- A 2.5 -3 lb Kabocha squash, peeled, seeded and cut into 2-inch pieces (about 4 cups total)
- 1 medium onion, peeled and cut into small dice
- 1 large or 2 small garlic cloves, finely minced
- 1 tbsp harissa paste
- 4 cups vegetable stock
- Zest and juice of half a small navel orange (you may want more juice)
- 1/2 tsp salt, plus more salt and pepper, to taste
- [b]Harissa Roasted Chickpeas[/b]
- 1 can chickpeas (or 1.5 cups cooked chickpeas), rinsed and drained well
- 1 tbsp grape seed oil
- 1 tsp – 1 tbsp harissa paste, depending how hot you like it (1 tablespoon will make them quite hot, in my opinion, but when paired with the soup, the chickpeas mellow out and it creates a nice balance.)
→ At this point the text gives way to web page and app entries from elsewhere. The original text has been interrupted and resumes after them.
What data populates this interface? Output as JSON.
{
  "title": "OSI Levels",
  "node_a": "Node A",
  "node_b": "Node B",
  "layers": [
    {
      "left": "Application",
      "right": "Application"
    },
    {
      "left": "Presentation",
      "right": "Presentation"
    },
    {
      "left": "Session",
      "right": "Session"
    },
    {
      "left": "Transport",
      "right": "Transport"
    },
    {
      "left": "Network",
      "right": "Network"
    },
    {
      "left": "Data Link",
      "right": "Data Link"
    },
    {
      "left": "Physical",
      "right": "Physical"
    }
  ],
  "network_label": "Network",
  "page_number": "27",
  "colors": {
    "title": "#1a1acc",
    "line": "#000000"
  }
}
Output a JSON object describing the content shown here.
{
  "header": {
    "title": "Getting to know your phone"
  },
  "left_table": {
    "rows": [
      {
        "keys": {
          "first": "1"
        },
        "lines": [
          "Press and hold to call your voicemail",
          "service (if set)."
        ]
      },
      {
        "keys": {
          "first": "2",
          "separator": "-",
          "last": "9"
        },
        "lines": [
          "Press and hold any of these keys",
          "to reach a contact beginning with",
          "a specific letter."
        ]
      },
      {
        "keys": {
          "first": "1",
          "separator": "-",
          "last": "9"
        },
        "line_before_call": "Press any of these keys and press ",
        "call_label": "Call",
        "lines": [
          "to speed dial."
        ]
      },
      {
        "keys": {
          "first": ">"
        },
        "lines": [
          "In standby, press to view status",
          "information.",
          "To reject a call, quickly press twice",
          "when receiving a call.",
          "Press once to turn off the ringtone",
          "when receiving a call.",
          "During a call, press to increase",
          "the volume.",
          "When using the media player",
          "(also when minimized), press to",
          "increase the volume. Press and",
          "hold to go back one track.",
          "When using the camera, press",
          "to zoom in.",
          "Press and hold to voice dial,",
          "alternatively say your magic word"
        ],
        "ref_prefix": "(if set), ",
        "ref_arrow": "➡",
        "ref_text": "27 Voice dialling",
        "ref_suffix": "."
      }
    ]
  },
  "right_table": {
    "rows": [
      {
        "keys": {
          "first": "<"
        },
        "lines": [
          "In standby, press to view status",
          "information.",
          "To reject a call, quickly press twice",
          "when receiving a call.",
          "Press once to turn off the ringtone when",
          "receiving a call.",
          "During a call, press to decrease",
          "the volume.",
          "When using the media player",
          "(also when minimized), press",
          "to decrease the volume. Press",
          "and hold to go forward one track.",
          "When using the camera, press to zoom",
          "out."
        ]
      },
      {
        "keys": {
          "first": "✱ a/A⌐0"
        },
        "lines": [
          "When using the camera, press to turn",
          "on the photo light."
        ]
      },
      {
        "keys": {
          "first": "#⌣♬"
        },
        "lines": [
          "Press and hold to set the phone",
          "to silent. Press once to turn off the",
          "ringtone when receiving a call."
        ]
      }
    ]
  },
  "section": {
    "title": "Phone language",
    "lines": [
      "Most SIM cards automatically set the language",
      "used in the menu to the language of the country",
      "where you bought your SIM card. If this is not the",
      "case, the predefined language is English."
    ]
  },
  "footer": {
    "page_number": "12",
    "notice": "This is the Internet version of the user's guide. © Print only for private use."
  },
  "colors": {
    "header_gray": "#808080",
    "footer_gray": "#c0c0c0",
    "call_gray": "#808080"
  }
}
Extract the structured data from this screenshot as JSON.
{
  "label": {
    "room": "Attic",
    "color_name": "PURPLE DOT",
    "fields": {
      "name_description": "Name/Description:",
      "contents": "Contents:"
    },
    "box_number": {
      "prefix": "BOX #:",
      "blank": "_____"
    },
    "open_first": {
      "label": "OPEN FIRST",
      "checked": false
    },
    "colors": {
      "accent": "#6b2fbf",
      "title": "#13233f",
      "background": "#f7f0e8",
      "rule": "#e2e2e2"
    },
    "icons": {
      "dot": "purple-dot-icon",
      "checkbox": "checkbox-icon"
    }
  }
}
- Preheat oven to 425°F and line 2 baking trays with parchment paper.
- Dry the chickpeas by placing them on several layers of paper towel. Top with a few more layers and gently rub to help absorb most of the moisture. Place the chickpeas on one of the baking trays and toss with grape seed oil. Bake in the oven for 10-12 minutes. Remove the chickpeas from the oven and toss with the harissa (use spoons so you don’t burn your hands). Place the chickpeas back into the oven for another 10-12 minutes, or until the chickpeas are golden and the harissa paste has form a crust. Remove from the oven and sprinkle with a generous pinch of salt. Set aside to cool.
- At the same time, toss the kabocha squash with one tablespoon of grape seed oil and a sprinkle of salt and pepper. Evenly distribute the squash on a baking tray and roast in the oven until almost tender, about 15-20 minutes.
- Heat the other tablespoon of grape seed oil in a large pot over medium low heat and sweat the onions until soft. Add in the garlic and harissa paste and cook for an additional 1-2 minutes to cook out the paste. Add in the cooked squash and vegetable stock and stir.
- Bring to a boil and reduce the heat to medium to simmer until the squash is completely tender and the flavours have had a chance to amalgamate.
- Add the orange zest and puree the soup in a high speed blender or food processor. For extra silky soup, you can strain it through a fine mesh strainer, but I like the added backbone and texture of leaving it as is. Plus, if you have a good blender, your soup will get incredibly silky anyway.
- Pour the soup back into a large pot, add in the juice and salt and stir to combine. Bring the the soup to a gentle simmer and serve topped with harissa roasted chickpeas.
- Other toppings include: freshly cut chives, yogurt, olive oil, etc.